Diageo has committed to provide consumers around the world with alcohol content and nutrition information per typical serve – a first, it is claimed, for any alcohol company. The intention is to provide this information through Diageo’s responsible drinking website DRINKiQ.com (www.DRINKiQ.com) and/or on-pack in a majority of Diageo’s markets subject to local regulatory approval, as soon as practicable.
Diageo CEO, Ivan Menezes said: “We are committed to ensuring our consumers have the best possible information from which to make informed choices about our products: this includes alcohol content and nutrition information per typical serve. Currently, there is no obligation to provide such information in markets worldwide, but we know that consumers are increasingly discerning about what’s in their glass. We want to provide alcohol and nutrition information that consumers can quickly understand, instead of expecting them to do the maths.”

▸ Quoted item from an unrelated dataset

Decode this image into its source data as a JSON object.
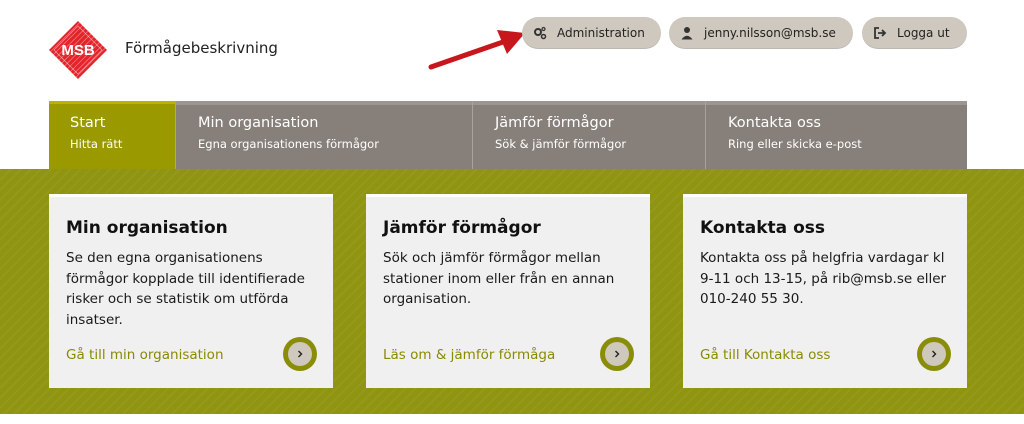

According to the drinks giant, providing information on the amount of alcohol per serve helps consumers understand how much they are drinking and could help reduce the misuse of alcohol.
In the EU, alcoholic drinks are currently exempt from providing nutrition information on labels, but other foodstuffs are required to do so per 100ml. Diageo said the 100ml basis on its own did not reflect the reality of the way drinkers consume alcohol, and that consumer information for alcohol “is best provided per typical serve”, so that consumers can understand the alcohol and nutrition content of serves of different drinks, which vary in size across beer, wine and spirits.
To this end, the world’s largest drinks company will work with the EU to establish a standard alcohol unit across the 28 Member States to provide an effective way of communicating alcohol content to consumers.
Ian Duncan, MEP for Scotland and Member of the European Parliament’s Environment, Public Health and Food Safety Committee, commented: “Providing both the nutrition and alcohol content of alcohol drinks, in an easy to understand ‘per serving’ format, is a major improvement on the confusing current system, where there are different measurements of alcohol units across the EU. This is a hugely positive step and one that the European Commission should reflect on, as it considers how to tackle harmful drinking.”